and beauty of the s-expression syntax framework. GLS described this
journey in an earlier msg, when he talked about Lisp programmers who,
as beginners, implement and then subsequently abandon, infix syntaxes.
It's not just an oversight that Lisp syntax is the way it is!
Kent Pitman has a nice discussion of s-expression syntax on slashdot today --
he did a Q&A interview, and this was the very first question!
Here's my bottom line on s-exp syntax: the things people don't like about it,
i.e., all those parents, are really, really surface issues. Surface issues
vanish perceptually after you acclimate. Schemers are puzzled by the
complaints because *we don't even see the parens* about which people complain.
On the other hand, the things that are *good* about the s-exp syntax, persist:
- Easy for program-development environments to understand and manipulate
- Straightforward to layout on the page
- New, defined operators given equal treatment to base operators, i.e.,
the built-in integer-multiply function is used in the same manner (* ...)
as the matrix-multiply function (matrix* ...) I write. This is especially
important in a language where procedures are first-class.
and, for me, the primo, numero uno, big, major win:
- Easy to syntactically extend, i.e., with the new little language
you just dreamed up for your particular problem domain.
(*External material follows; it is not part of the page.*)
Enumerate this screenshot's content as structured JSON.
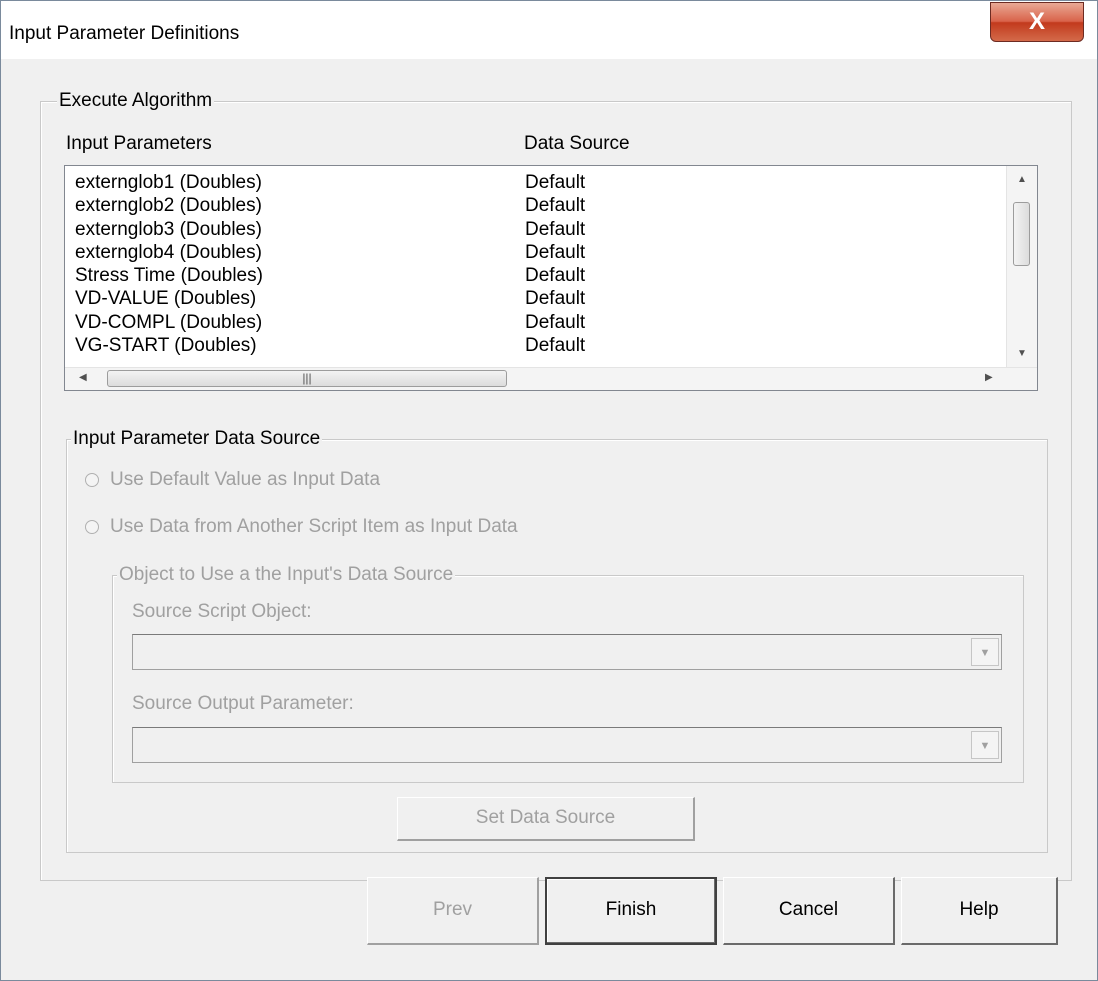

S-expression syntax rocks. If it looks ugly to you, then, to me, that just
means you haven't yet had the full experience.